  • Willibald Karl (and ed.) As well as K. Bäumler, D. Gribl, D. Heißerer, D. Klein, P. Müller and G. Scola: Der Herzogpark - Wandlungen einer Zaubergarten. Buchendorfer Verlag, Munich 2000, ISBN 3-934036-17-1 .

Web links

Commons : Bogenhausen  - album with pictures, videos and audio files

Individual evidence

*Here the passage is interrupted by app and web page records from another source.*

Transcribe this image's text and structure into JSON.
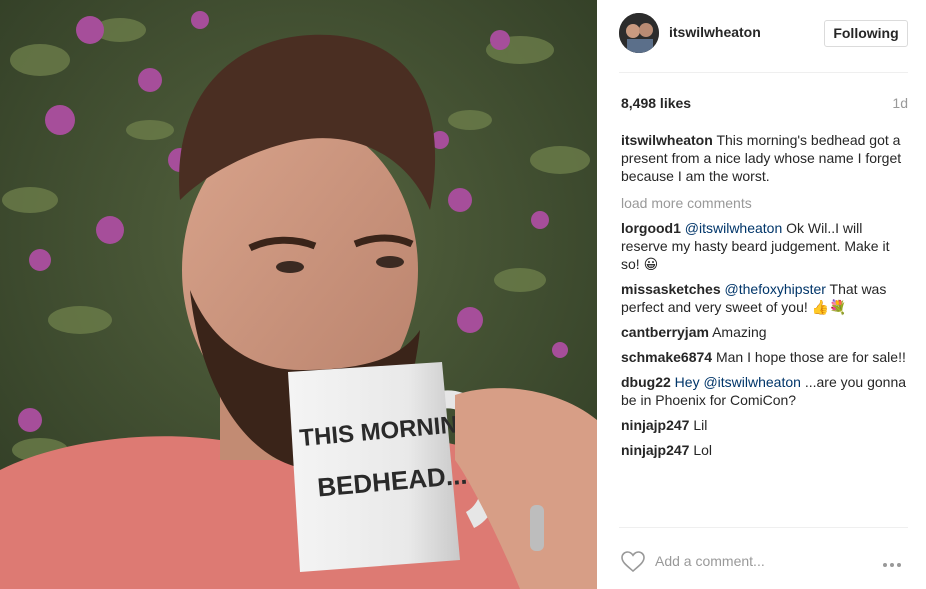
{
  "post": {
    "author": "itswilwheaton",
    "follow_button": "Following",
    "likes": "8,498 likes",
    "age": "1d",
    "caption_text": "This morning's bedhead got a present from a nice lady whose name I forget because I am the worst.",
    "mug_text_line1": "THIS MORNING'S",
    "mug_text_line2": "BEDHEAD..."
  },
  "load_more": "load more comments",
  "comments": [
    {
      "user": "lorgood1",
      "mention": "@itswilwheaton",
      "text": " Ok Wil..I will reserve my hasty beard judgement. Make it so! 😀"
    },
    {
      "user": "missasketches",
      "mention": "@thefoxyhipster",
      "text": " That was perfect and very sweet of you! 👍💐"
    },
    {
      "user": "cantberryjam",
      "mention": "",
      "text": "Amazing"
    },
    {
      "user": "schmake6874",
      "mention": "",
      "text": "Man I hope those are for sale!!"
    },
    {
      "user": "dbug22",
      "mention": "Hey @itswilwheaton",
      "text": " ...are you gonna be in Phoenix for ComiCon?"
    },
    {
      "user": "ninjajp247",
      "mention": "",
      "text": "Lil"
    },
    {
      "user": "ninjajp247",
      "mention": "",
      "text": "Lol"
    }
  ],
  "add_comment_placeholder": "Add a comment...",
  "icons": {
    "like": "heart-icon",
    "more": "more-options-icon"
  }
}
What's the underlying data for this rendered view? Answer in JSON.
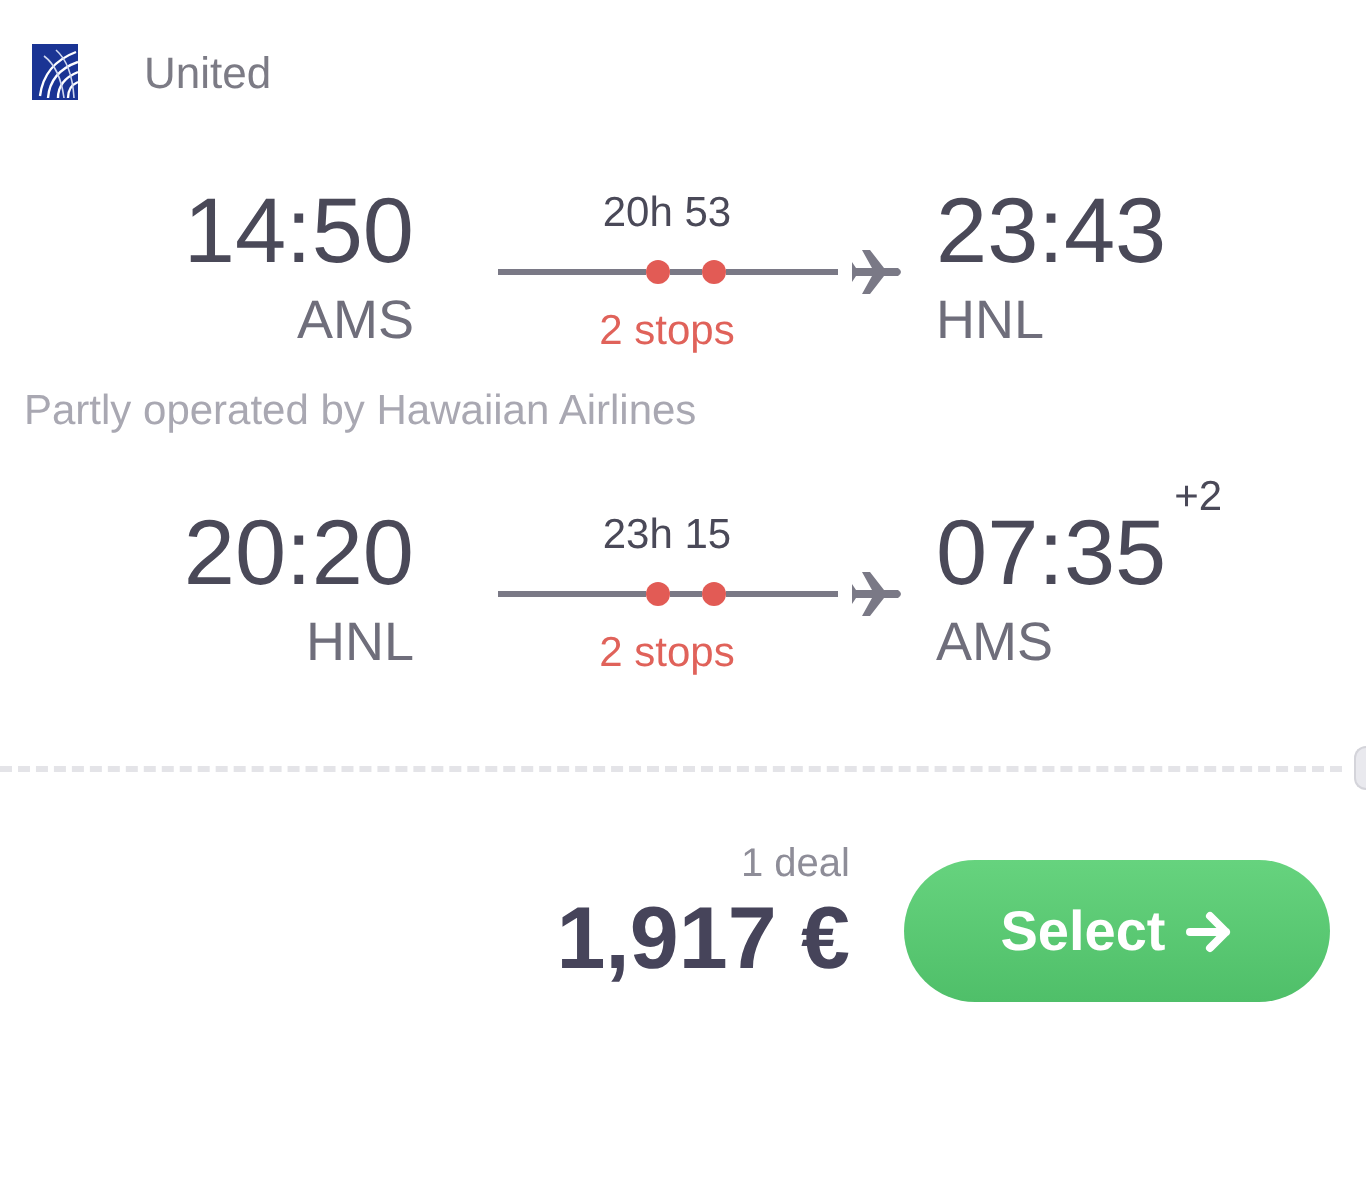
{
  "airline": {
    "name": "United"
  },
  "legs": [
    {
      "departure": {
        "time": "14:50",
        "airport": "AMS"
      },
      "duration": "20h 53",
      "stops": "2 stops",
      "arrival": {
        "time": "23:43",
        "airport": "HNL"
      },
      "note": "Partly operated by Hawaiian Airlines"
    },
    {
      "departure": {
        "time": "20:20",
        "airport": "HNL"
      },
      "duration": "23h 15",
      "stops": "2 stops",
      "arrival": {
        "time": "07:35",
        "airport": "AMS",
        "day_offset": "+2"
      }
    }
  ],
  "price": {
    "deals": "1 deal",
    "amount": "1,917 €"
  },
  "select_button": {
    "label": "Select"
  }
}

  1. Montgelas
  2. ^ Wilhelm Volkert (ed.): Handbook of Bavarian offices, communities and courts 1799–1980 . CH Beck, Munich 1983, ISBN 3-406-09669-7 , p. 601 .
  3. ^ Addendum to the prehistory of the Bavarians , ".. Prüel Pruoil ..", p. 35, Vincenz Pall von Pallhausen, 1815, Google eBook.
  4. ^ Phillip Apian map, 1568, signature: Hbks / F 15b, Bay. State library online.
  5. ^ Map of the area around Munich ... , ".. Priel ..", Héritiers de Homan, Nuremberg, 1743, Bibliothèque nationale de France.
  6. Munich & surroundings , ".. Fasangarten ..", engraving, Perrier, J., 1700–1799, Bibliothèque nationale de France.
  7. P. Lukas Wirth OSB: The Prielhof - the Meierhof of the Scheyern Monastery. Website of the Scheyern Monastery.
  8. Gazette, Number 6, June 2005, Thomas Manns Münchner Villa
  9. SZ, Bogenhausen, from the farming village to the noble quarter ( Memento from May 8, 2011 in the Internet Archive )